Effective January 8, 2010, the applicable securities commissions approved amendments to replace the words “Exchange‑traded Fund” with “Exempt Exchange-traded Fund”. See IIROC Notice 10‑0006 – “Provisions Respecting Trading During Certain Securities Transactions” (January 8, 2010).
Effective August 26, 2011, the applicable securities commissions approved amendments to repeal a reference to “Market Maker Obligations” and replace it with a reference to “Marketplace Trading Obligations”. See IIROC Notice 11‑0251 - “Provisions Respecting Market Maker, Odd-Lot and other Marketplace Trading Obligations” (August 26, 2011).
On March 2, 2012, the applicable securities commissions approved amendments to repeal Rule 3.1 and Policy 3.1 effective October 15, 2012. See IIROC Notice 12-0078 – “Provisions Respecting Regulation of Short Sales and Failed Trades” (March 2, 2012). Prior to that date, Rule and Policy 3.1 provided:

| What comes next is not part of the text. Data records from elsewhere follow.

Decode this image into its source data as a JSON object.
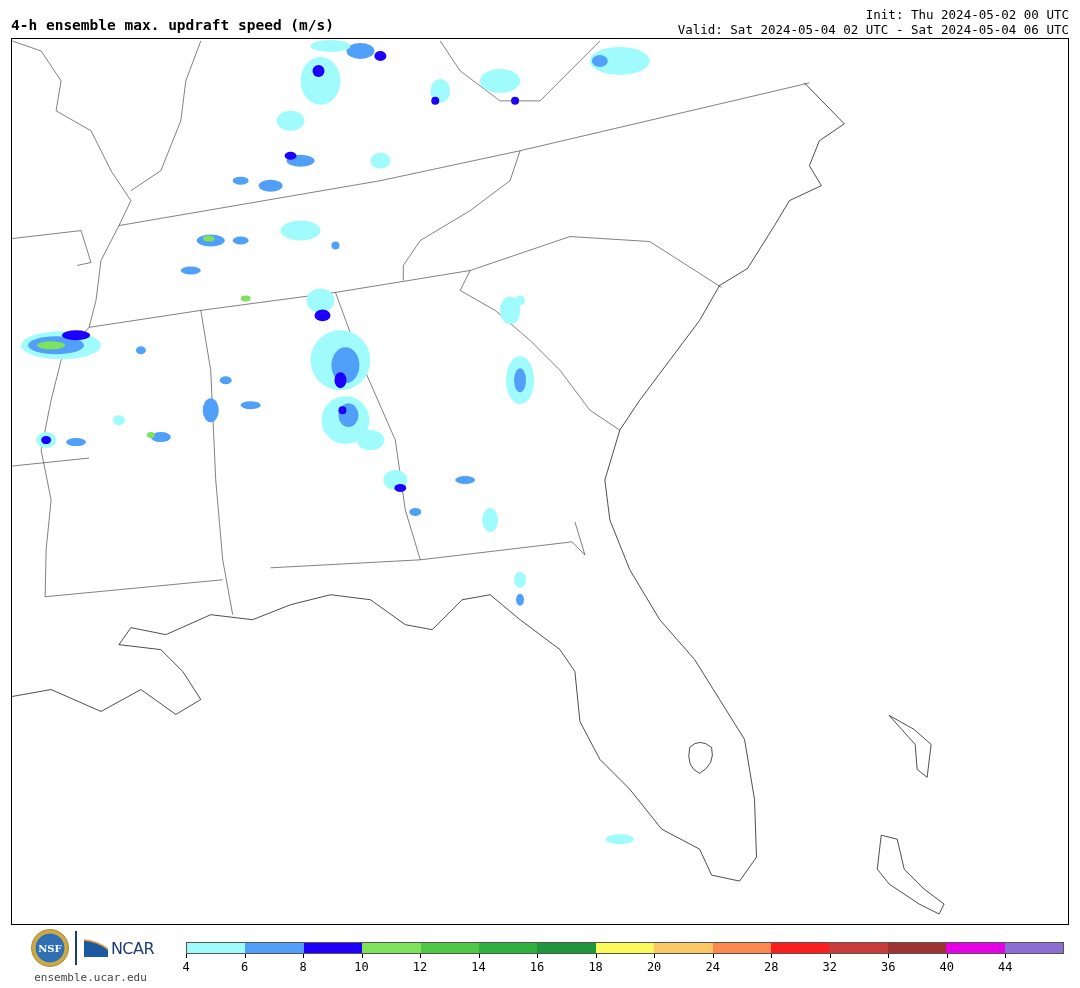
{
  "header": {
    "title": "4-h ensemble max. updraft speed (m/s)",
    "init": "Init: Thu 2024-05-02 00 UTC",
    "valid": "Valid: Sat 2024-05-04 02 UTC - Sat 2024-05-04 06 UTC"
  },
  "footer": {
    "nsf_logo": "NSF",
    "ncar_logo": "NCAR",
    "url": "ensemble.ucar.edu"
  },
  "colorbar": {
    "segments": [
      {
        "color": "#a0fcfc"
      },
      {
        "color": "#50a0fa"
      },
      {
        "color": "#1e00fa"
      },
      {
        "color": "#7ee35a"
      },
      {
        "color": "#4ec946"
      },
      {
        "color": "#2eb03c"
      },
      {
        "color": "#1e963c"
      },
      {
        "color": "#fafa5a"
      },
      {
        "color": "#fcc864"
      },
      {
        "color": "#fc8a50"
      },
      {
        "color": "#fa1e1e"
      },
      {
        "color": "#c83c3c"
      },
      {
        "color": "#a03232"
      },
      {
        "color": "#e600e6"
      },
      {
        "color": "#8c6ed2"
      }
    ],
    "tick_labels": [
      "4",
      "6",
      "8",
      "10",
      "12",
      "14",
      "16",
      "18",
      "20",
      "24",
      "28",
      "32",
      "36",
      "40",
      "44"
    ]
  }
}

3.1 Restrictions on Short Selling
- Except as otherwise provided, a Participant or Access Person shall not make a short sale of a security on a marketplace unless the price is at or above the last sale price.
- A short sale of a security may be made on a marketplace at a price below the last sale price if the sale is:

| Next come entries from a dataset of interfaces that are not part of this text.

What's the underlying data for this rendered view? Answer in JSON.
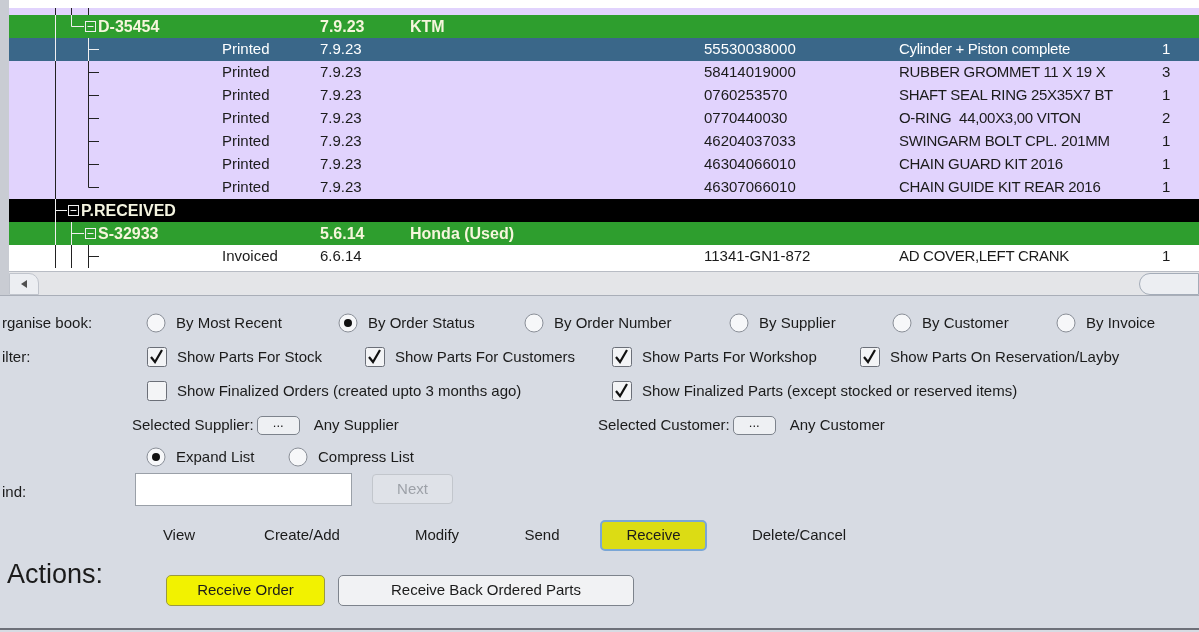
{
  "orders_tree": [
    {
      "kind": "order",
      "label": "D-35454",
      "date": "7.9.23",
      "supplier": "KTM",
      "expanded": true,
      "children": [
        {
          "kind": "item",
          "status": "Printed",
          "date": "7.9.23",
          "part_no": "55530038000",
          "description": "Cylinder + Piston complete",
          "qty": "1",
          "selected": true
        },
        {
          "kind": "item",
          "status": "Printed",
          "date": "7.9.23",
          "part_no": "58414019000",
          "description": "RUBBER GROMMET 11 X 19 X",
          "qty": "3",
          "color": "#e1d3fd",
          "selected": false
        },
        {
          "kind": "item",
          "status": "Printed",
          "date": "7.9.23",
          "part_no": "0760253570",
          "description": "SHAFT SEAL RING 25X35X7 BT",
          "qty": "1",
          "color": "#e1d3fd",
          "selected": false
        },
        {
          "kind": "item",
          "status": "Printed",
          "date": "7.9.23",
          "part_no": "0770440030",
          "description": "O-RING  44,00X3,00 VITON",
          "qty": "2",
          "color": "#e1d3fd",
          "selected": false
        },
        {
          "kind": "item",
          "status": "Printed",
          "date": "7.9.23",
          "part_no": "46204037033",
          "description": "SWINGARM BOLT CPL. 201MM",
          "qty": "1",
          "color": "#e1d3fd",
          "selected": false
        },
        {
          "kind": "item",
          "status": "Printed",
          "date": "7.9.23",
          "part_no": "46304066010",
          "description": "CHAIN GUARD KIT 2016",
          "qty": "1",
          "color": "#e1d3fd",
          "selected": false
        },
        {
          "kind": "item",
          "status": "Printed",
          "date": "7.9.23",
          "part_no": "46307066010",
          "description": "CHAIN GUIDE KIT REAR 2016",
          "qty": "1",
          "color": "#e1d3fd",
          "selected": false
        }
      ]
    },
    {
      "kind": "status",
      "label": "P.RECEIVED",
      "expanded": true,
      "children": [
        {
          "kind": "order",
          "label": "S-32933",
          "date": "5.6.14",
          "supplier": "Honda (Used)",
          "expanded": true,
          "children": [
            {
              "kind": "item",
              "status": "Invoiced",
              "date": "6.6.14",
              "part_no": "11341-GN1-872",
              "description": "AD COVER,LEFT CRANK",
              "qty": "1",
              "color": "#ffffff",
              "selected": false
            }
          ]
        }
      ]
    }
  ],
  "organise": {
    "label": "rganise book:",
    "options": [
      {
        "label": "By Most Recent",
        "selected": false
      },
      {
        "label": "By Order Status",
        "selected": true
      },
      {
        "label": "By Order Number",
        "selected": false
      },
      {
        "label": "By Supplier",
        "selected": false
      },
      {
        "label": "By Customer",
        "selected": false
      },
      {
        "label": "By Invoice",
        "selected": false
      }
    ]
  },
  "filter": {
    "label": "ilter:",
    "checkboxes": [
      {
        "label": "Show Parts For Stock",
        "checked": true
      },
      {
        "label": "Show Parts For Customers",
        "checked": true
      },
      {
        "label": "Show Parts For Workshop",
        "checked": true
      },
      {
        "label": "Show Parts On Reservation/Layby",
        "checked": true
      },
      {
        "label": "Show Finalized Orders (created upto 3 months ago)",
        "checked": false
      },
      {
        "label": "Show Finalized Parts (except stocked or reserved items)",
        "checked": true
      }
    ]
  },
  "selectors": [
    {
      "label": "Selected Supplier:",
      "button": "...",
      "value": "Any Supplier"
    },
    {
      "label": "Selected Customer:",
      "button": "...",
      "value": "Any Customer"
    }
  ],
  "list_mode": [
    {
      "label": "Expand List",
      "selected": true
    },
    {
      "label": "Compress List",
      "selected": false
    }
  ],
  "find": {
    "label": "ind:",
    "button": {
      "label": "Next",
      "disabled": true
    }
  },
  "action_tabs": [
    {
      "label": "View",
      "selected": false
    },
    {
      "label": "Create/Add",
      "selected": false
    },
    {
      "label": "Modify",
      "selected": false
    },
    {
      "label": "Send",
      "selected": false
    },
    {
      "label": "Receive",
      "selected": true
    },
    {
      "label": "Delete/Cancel",
      "selected": false
    }
  ],
  "actions": {
    "label": "Actions:",
    "buttons": [
      {
        "label": "Receive Order",
        "highlighted": true
      },
      {
        "label": "Receive Back Ordered Parts",
        "highlighted": false
      }
    ]
  }
}
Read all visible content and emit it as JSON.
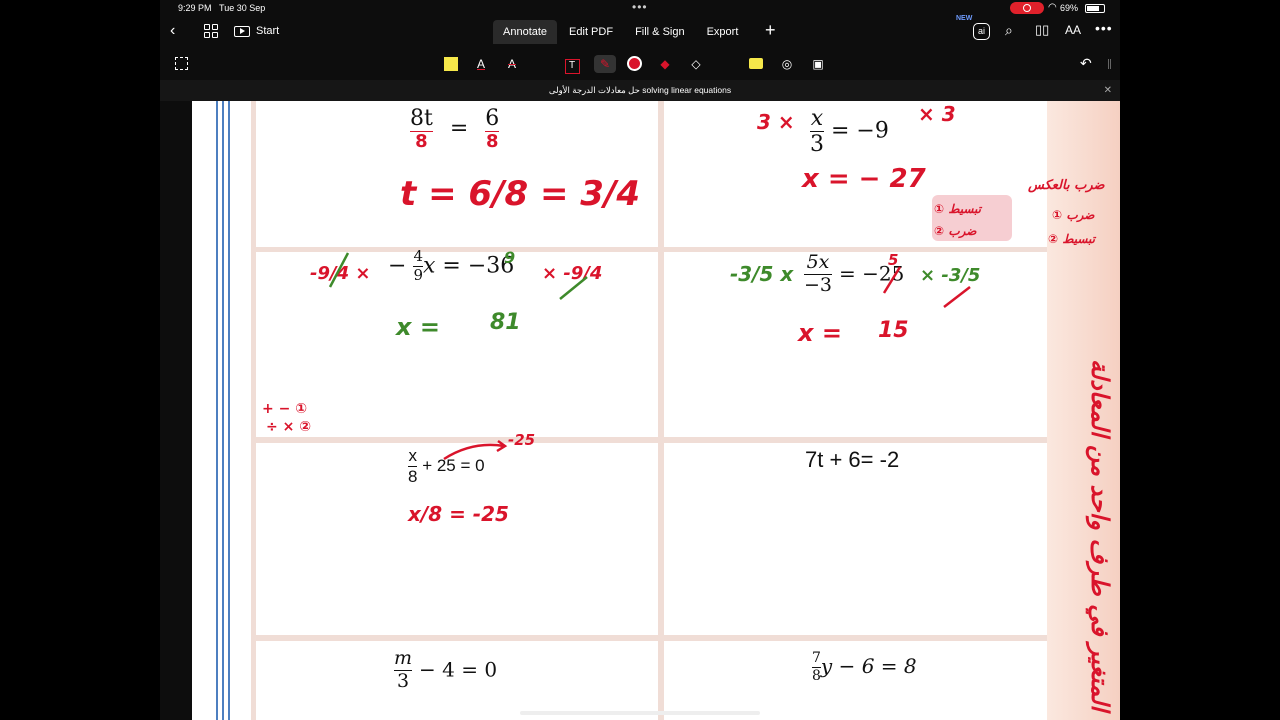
{
  "status": {
    "time": "9:29 PM",
    "date": "Tue 30 Sep",
    "battery": "69%"
  },
  "topbar": {
    "start_label": "Start",
    "tabs": [
      "Annotate",
      "Edit PDF",
      "Fill & Sign",
      "Export"
    ],
    "new_badge": "NEW",
    "ai_label": "ai"
  },
  "annotation_tools": [
    "select",
    "highlighter",
    "text-color",
    "strike-text",
    "text-box",
    "pen",
    "color-red",
    "eraser-fill",
    "eraser",
    "comment",
    "shapes",
    "stamp"
  ],
  "colors": {
    "accent_red": "#d9142b",
    "green": "#3e8a2b",
    "rail_blue": "#4d7fc0",
    "toolbar_bg": "#0d0d0d"
  },
  "document": {
    "title": "حل معادلات الدرجة الأولى solving linear equations"
  },
  "worksheet": {
    "cells": [
      {
        "id": "c1",
        "numerator_left": "8t",
        "eq": "=",
        "numerator_right": "6"
      },
      {
        "id": "c2",
        "numerator": "x",
        "denominator": "3",
        "rhs": "= −9"
      },
      {
        "id": "c3",
        "numerator": "4",
        "denominator": "9",
        "lhs_sign": "−",
        "var": "x",
        "rhs": "= −36"
      },
      {
        "id": "c4",
        "numerator": "5x",
        "denominator": "−3",
        "rhs": "= −25"
      },
      {
        "id": "c5",
        "numerator": "x",
        "denominator": "8",
        "rest": "+ 25 = 0"
      },
      {
        "id": "c6",
        "text": "7t + 6= -2"
      },
      {
        "id": "c7",
        "numerator": "m",
        "denominator": "3",
        "rest": "− 4 = 0"
      },
      {
        "id": "c8",
        "numerator": "7",
        "denominator": "8",
        "rest": "y − 6 = 8"
      }
    ],
    "handwriting": {
      "c1_line2": "t = 6/8 = 3/4",
      "c2_mult": "3 ×",
      "c2_right": "× 3",
      "c2_answer": "x = − 27",
      "c3_left": "-9/4 ×",
      "c3_right": "× -9/4",
      "c3_top": "9",
      "c3_answer_lhs": "x =",
      "c3_answer_rhs": "81",
      "c4_left": "-3/5 x",
      "c4_right": "× -3/5",
      "c4_top": "5",
      "c4_answer_lhs": "x =",
      "c4_answer_rhs": "15",
      "c5_arrow": "-25",
      "c5_line2": "x/8 = -25",
      "margin_note": "+ − ①\n÷ × ②",
      "side_arabic_top": "ضرب بالعكس\n① ضرب\n② تبسيط",
      "side_arabic_highlight": "① تبسيط\n② ضرب",
      "strip_arabic": "المتغير في طرف واحد من المعادلة"
    }
  }
}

- a Program Trade in accordance with Marketplace Rules;
- made in furtherance of the Marketplace Trading Obligations of that marketplace;
- for an arbitrage account and the seller knows or has reasonable grounds to believe that an offer enabling the seller to cover the sale is then available and the seller intends to accept such offer immediately;

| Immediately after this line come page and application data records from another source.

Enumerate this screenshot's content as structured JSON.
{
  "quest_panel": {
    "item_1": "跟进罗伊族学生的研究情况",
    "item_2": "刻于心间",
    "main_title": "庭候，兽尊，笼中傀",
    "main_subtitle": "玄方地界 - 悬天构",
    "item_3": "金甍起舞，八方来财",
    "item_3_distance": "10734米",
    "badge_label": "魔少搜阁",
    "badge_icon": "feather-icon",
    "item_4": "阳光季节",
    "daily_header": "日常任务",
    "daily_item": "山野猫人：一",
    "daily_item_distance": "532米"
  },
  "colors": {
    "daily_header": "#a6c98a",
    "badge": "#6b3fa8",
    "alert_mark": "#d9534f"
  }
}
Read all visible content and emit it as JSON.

- for the account of a derivatives market maker and is made:
- in accordance with the market making obligations of the seller in connection with the security or a related security, and
- to hedge a pre-existing position in the security or a related security;
- the first sale of the security on any marketplace made on an ex-dividend, ex-rights or ex-distribution basis and the price of the sale is not less than the last sale price reduced by the cash value of the dividend, right or other distribution;
- the result of:
- a Call Market Order,
- a Market-on-Close Order,
- a Volume-Weighted Average Price Order,
- a Basis Order, or
- a Closing Price Order;
- a trade in an Exempt Exchange-traded Fund; or
- made to satisfy an obligation to fill an order imposed on a Participant or Access Person by any provision of UMIR or a Policy.
POLICY 3.1 – RESTRICTIONS ON SHORT SELLING
Part 1 – Entry of Short Sales Prior to the Opening
Prior to the opening of a marketplace on a trading day, a short sale may not be entered on that marketplace as a market order and must be entered as a limit order and have a limit price at or above the last sale price of that security as indicated in a consolidated market display (or at or above the previous day’s close reduced by the amount of a dividend or distribution if the security will commence ex-trading on the opening).
Part 2 – Short Sale Price When Trading Ex-Distribution
When reducing the price of a previous trade by the amount of a distribution, it is possible that the price of the security will be between the trading increments. (For example, a stock at $10 with a dividend of $0.125 would have an ex-dividend price of $9.875. A short sale order could only be entered at $9.87 or $9.88.) Where such a situation occurs, the price of the short sale order should be set no lower than the next highest price. (In the example, the minimum price for the short sale would be $9.88, being the next highest price at which an order may be entered to the ex-dividend price of $9.875).
In the case of a distribution of securities (other than a stock split) the value of the distribution is not determined until the security that is distributed has traded. (For example, if shareholders of ABC Co. receive shares of XYZ Co. in a distribution, an initial short sale of ABC on an ex-distribution basis may not be made at a price below the previous trade until XYZ Co. has traded and a value determined).
Once a security has traded on an ex-distribution basis, the regular short sale rule applies and the relevant price is the previous trade.